Every line of the material below must be repeated exactly.
Start of Block
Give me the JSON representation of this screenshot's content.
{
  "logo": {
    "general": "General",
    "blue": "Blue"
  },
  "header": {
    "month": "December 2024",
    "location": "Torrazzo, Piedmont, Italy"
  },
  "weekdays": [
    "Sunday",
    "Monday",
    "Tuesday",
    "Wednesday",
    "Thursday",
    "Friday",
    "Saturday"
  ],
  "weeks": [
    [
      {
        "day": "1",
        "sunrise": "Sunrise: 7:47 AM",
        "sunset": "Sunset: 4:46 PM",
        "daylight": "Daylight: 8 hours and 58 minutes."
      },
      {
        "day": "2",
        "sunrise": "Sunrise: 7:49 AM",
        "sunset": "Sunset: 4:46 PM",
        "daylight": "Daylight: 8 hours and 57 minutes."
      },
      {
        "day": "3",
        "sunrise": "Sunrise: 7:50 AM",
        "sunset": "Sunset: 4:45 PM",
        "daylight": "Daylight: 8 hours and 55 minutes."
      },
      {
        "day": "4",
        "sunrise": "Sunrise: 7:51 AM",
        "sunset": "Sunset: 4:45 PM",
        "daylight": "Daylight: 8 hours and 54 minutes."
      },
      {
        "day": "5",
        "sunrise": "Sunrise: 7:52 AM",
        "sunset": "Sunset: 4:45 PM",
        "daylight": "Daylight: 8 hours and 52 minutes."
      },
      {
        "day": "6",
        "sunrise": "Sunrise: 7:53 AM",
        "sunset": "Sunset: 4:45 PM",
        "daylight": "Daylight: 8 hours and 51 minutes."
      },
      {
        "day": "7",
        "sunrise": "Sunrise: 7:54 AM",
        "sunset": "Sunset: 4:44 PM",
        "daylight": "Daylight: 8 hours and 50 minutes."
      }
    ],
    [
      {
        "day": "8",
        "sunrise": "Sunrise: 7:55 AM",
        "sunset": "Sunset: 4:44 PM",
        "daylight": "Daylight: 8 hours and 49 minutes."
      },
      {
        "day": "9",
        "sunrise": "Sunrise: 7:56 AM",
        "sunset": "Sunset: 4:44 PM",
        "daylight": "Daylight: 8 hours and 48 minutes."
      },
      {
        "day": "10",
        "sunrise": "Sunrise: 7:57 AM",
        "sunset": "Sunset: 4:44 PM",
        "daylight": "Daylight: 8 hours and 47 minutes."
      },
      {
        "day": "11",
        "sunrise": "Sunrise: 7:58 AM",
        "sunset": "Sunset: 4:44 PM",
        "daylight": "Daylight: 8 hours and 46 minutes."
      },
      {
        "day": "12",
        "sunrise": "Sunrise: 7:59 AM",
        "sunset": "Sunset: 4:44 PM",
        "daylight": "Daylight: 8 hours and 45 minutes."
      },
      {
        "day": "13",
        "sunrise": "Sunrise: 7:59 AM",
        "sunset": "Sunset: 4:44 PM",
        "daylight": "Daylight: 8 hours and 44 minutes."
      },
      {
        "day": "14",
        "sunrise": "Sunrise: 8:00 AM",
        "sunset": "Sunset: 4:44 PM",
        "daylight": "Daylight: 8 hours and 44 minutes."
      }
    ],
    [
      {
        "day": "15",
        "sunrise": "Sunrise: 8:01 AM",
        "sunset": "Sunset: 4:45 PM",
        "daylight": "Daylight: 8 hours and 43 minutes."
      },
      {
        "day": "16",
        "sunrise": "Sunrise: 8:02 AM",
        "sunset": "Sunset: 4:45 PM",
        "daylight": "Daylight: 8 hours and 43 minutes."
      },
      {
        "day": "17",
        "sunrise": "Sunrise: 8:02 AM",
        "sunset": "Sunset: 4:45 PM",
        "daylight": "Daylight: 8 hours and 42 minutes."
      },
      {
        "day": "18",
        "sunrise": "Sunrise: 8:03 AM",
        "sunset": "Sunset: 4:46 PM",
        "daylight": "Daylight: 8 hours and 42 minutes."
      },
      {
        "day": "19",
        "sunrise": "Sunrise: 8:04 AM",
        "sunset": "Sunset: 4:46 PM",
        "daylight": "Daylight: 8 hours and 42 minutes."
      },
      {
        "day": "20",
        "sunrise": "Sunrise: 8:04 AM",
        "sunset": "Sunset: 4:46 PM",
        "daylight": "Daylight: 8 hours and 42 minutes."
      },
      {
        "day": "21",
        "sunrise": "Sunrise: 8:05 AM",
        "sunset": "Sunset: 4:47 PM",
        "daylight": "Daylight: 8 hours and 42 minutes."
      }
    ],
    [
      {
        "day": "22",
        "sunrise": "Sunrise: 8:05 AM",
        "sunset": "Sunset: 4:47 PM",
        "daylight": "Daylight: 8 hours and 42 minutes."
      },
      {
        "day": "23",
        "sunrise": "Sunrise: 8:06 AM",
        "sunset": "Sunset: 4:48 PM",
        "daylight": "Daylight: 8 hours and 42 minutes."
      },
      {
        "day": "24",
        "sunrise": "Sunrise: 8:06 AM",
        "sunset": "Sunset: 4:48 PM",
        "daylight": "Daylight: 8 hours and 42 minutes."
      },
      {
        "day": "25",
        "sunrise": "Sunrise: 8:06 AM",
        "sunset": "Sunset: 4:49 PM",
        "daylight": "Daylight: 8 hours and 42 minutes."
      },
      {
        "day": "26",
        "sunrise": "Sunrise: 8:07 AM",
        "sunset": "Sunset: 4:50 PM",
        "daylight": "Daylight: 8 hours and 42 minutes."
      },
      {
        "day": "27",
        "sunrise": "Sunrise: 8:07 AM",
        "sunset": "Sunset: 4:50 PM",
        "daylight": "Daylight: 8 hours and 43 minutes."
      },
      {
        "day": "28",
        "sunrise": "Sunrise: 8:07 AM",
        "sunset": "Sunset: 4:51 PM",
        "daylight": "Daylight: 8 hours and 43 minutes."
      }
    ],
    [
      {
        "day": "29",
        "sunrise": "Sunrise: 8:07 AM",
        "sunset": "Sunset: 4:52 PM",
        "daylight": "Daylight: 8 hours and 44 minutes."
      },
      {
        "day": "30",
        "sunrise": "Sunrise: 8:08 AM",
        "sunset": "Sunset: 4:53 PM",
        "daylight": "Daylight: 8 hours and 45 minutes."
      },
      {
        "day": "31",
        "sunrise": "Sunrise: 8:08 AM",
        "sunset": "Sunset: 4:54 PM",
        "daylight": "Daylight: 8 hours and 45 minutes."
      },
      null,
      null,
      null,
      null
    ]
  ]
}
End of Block
▶ [SOLVED PROBLEM]:
Give me the JSON representation of this screenshot's content.
{
  "logo": {
    "general": "General",
    "blue": "Blue"
  },
  "header": {
    "month": "December 2024",
    "location": "Torrazzo, Piedmont, Italy"
  },
  "weekdays": [
    "Sunday",
    "Monday",
    "Tuesday",
    "Wednesday",
    "Thursday",
    "Friday",
    "Saturday"
  ],
  "weeks": [
    [
      {
        "day": "1",
        "sunrise": "Sunrise: 7:47 AM",
        "sunset": "Sunset: 4:46 PM",
        "daylight": "Daylight: 8 hours and 58 minutes."
      },
      {
        "day": "2",
        "sunrise": "Sunrise: 7:49 AM",
        "sunset": "Sunset: 4:46 PM",
        "daylight": "Daylight: 8 hours and 57 minutes."
      },
      {
        "day": "3",
        "sunrise": "Sunrise: 7:50 AM",
        "sunset": "Sunset: 4:45 PM",
        "daylight": "Daylight: 8 hours and 55 minutes."
      },
      {
        "day": "4",
        "sunrise": "Sunrise: 7:51 AM",
        "sunset": "Sunset: 4:45 PM",
        "daylight": "Daylight: 8 hours and 54 minutes."
      },
      {
        "day": "5",
        "sunrise": "Sunrise: 7:52 AM",
        "sunset": "Sunset: 4:45 PM",
        "daylight": "Daylight: 8 hours and 52 minutes."
      },
      {
        "day": "6",
        "sunrise": "Sunrise: 7:53 AM",
        "sunset": "Sunset: 4:45 PM",
        "daylight": "Daylight: 8 hours and 51 minutes."
      },
      {
        "day": "7",
        "sunrise": "Sunrise: 7:54 AM",
        "sunset": "Sunset: 4:44 PM",
        "daylight": "Daylight: 8 hours and 50 minutes."
      }
    ],
    [
      {
        "day": "8",
        "sunrise": "Sunrise: 7:55 AM",
        "sunset": "Sunset: 4:44 PM",
        "daylight": "Daylight: 8 hours and 49 minutes."
      },
      {
        "day": "9",
        "sunrise": "Sunrise: 7:56 AM",
        "sunset": "Sunset: 4:44 PM",
        "daylight": "Daylight: 8 hours and 48 minutes."
      },
      {
        "day": "10",
        "sunrise": "Sunrise: 7:57 AM",
        "sunset": "Sunset: 4:44 PM",
        "daylight": "Daylight: 8 hours and 47 minutes."
      },
      {
        "day": "11",
        "sunrise": "Sunrise: 7:58 AM",
        "sunset": "Sunset: 4:44 PM",
        "daylight": "Daylight: 8 hours and 46 minutes."
      },
      {
        "day": "12",
        "sunrise": "Sunrise: 7:59 AM",
        "sunset": "Sunset: 4:44 PM",
        "daylight": "Daylight: 8 hours and 45 minutes."
      },
      {
        "day": "13",
        "sunrise": "Sunrise: 7:59 AM",
        "sunset": "Sunset: 4:44 PM",
        "daylight": "Daylight: 8 hours and 44 minutes."
      },
      {
        "day": "14",
        "sunrise": "Sunrise: 8:00 AM",
        "sunset": "Sunset: 4:44 PM",
        "daylight": "Daylight: 8 hours and 44 minutes."
      }
    ],
    [
      {
        "day": "15",
        "sunrise": "Sunrise: 8:01 AM",
        "sunset": "Sunset: 4:45 PM",
        "daylight": "Daylight: 8 hours and 43 minutes."
      },
      {
        "day": "16",
        "sunrise": "Sunrise: 8:02 AM",
        "sunset": "Sunset: 4:45 PM",
        "daylight": "Daylight: 8 hours and 43 minutes."
      },
      {
        "day": "17",
        "sunrise": "Sunrise: 8:02 AM",
        "sunset": "Sunset: 4:45 PM",
        "daylight": "Daylight: 8 hours and 42 minutes."
      },
      {
        "day": "18",
        "sunrise": "Sunrise: 8:03 AM",
        "sunset": "Sunset: 4:46 PM",
        "daylight": "Daylight: 8 hours and 42 minutes."
      },
      {
        "day": "19",
        "sunrise": "Sunrise: 8:04 AM",
        "sunset": "Sunset: 4:46 PM",
        "daylight": "Daylight: 8 hours and 42 minutes."
      },
      {
        "day": "20",
        "sunrise": "Sunrise: 8:04 AM",
        "sunset": "Sunset: 4:46 PM",
        "daylight": "Daylight: 8 hours and 42 minutes."
      },
      {
        "day": "21",
        "sunrise": "Sunrise: 8:05 AM",
        "sunset": "Sunset: 4:47 PM",
        "daylight": "Daylight: 8 hours and 42 minutes."
      }
    ],
    [
      {
        "day": "22",
        "sunrise": "Sunrise: 8:05 AM",
        "sunset": "Sunset: 4:47 PM",
        "daylight": "Daylight: 8 hours and 42 minutes."
      },
      {
        "day": "23",
        "sunrise": "Sunrise: 8:06 AM",
        "sunset": "Sunset: 4:48 PM",
        "daylight": "Daylight: 8 hours and 42 minutes."
      },
      {
        "day": "24",
        "sunrise": "Sunrise: 8:06 AM",
        "sunset": "Sunset: 4:48 PM",
        "daylight": "Daylight: 8 hours and 42 minutes."
      },
      {
        "day": "25",
        "sunrise": "Sunrise: 8:06 AM",
        "sunset": "Sunset: 4:49 PM",
        "daylight": "Daylight: 8 hours and 42 minutes."
      },
      {
        "day": "26",
        "sunrise": "Sunrise: 8:07 AM",
        "sunset": "Sunset: 4:50 PM",
        "daylight": "Daylight: 8 hours and 42 minutes."
      },
      {
        "day": "27",
        "sunrise": "Sunrise: 8:07 AM",
        "sunset": "Sunset: 4:50 PM",
        "daylight": "Daylight: 8 hours and 43 minutes."
      },
      {
        "day": "28",
        "sunrise": "Sunrise: 8:07 AM",
        "sunset": "Sunset: 4:51 PM",
        "daylight": "Daylight: 8 hours and 43 minutes."
      }
    ],
    [
      {
        "day": "29",
        "sunrise": "Sunrise: 8:07 AM",
        "sunset": "Sunset: 4:52 PM",
        "daylight": "Daylight: 8 hours and 44 minutes."
      },
      {
        "day": "30",
        "sunrise": "Sunrise: 8:08 AM",
        "sunset": "Sunset: 4:53 PM",
        "daylight": "Daylight: 8 hours and 45 minutes."
      },
      {
        "day": "31",
        "sunrise": "Sunrise: 8:08 AM",
        "sunset": "Sunset: 4:54 PM",
        "daylight": "Daylight: 8 hours and 45 minutes."
      },
      null,
      null,
      null,
      null
    ]
  ]
}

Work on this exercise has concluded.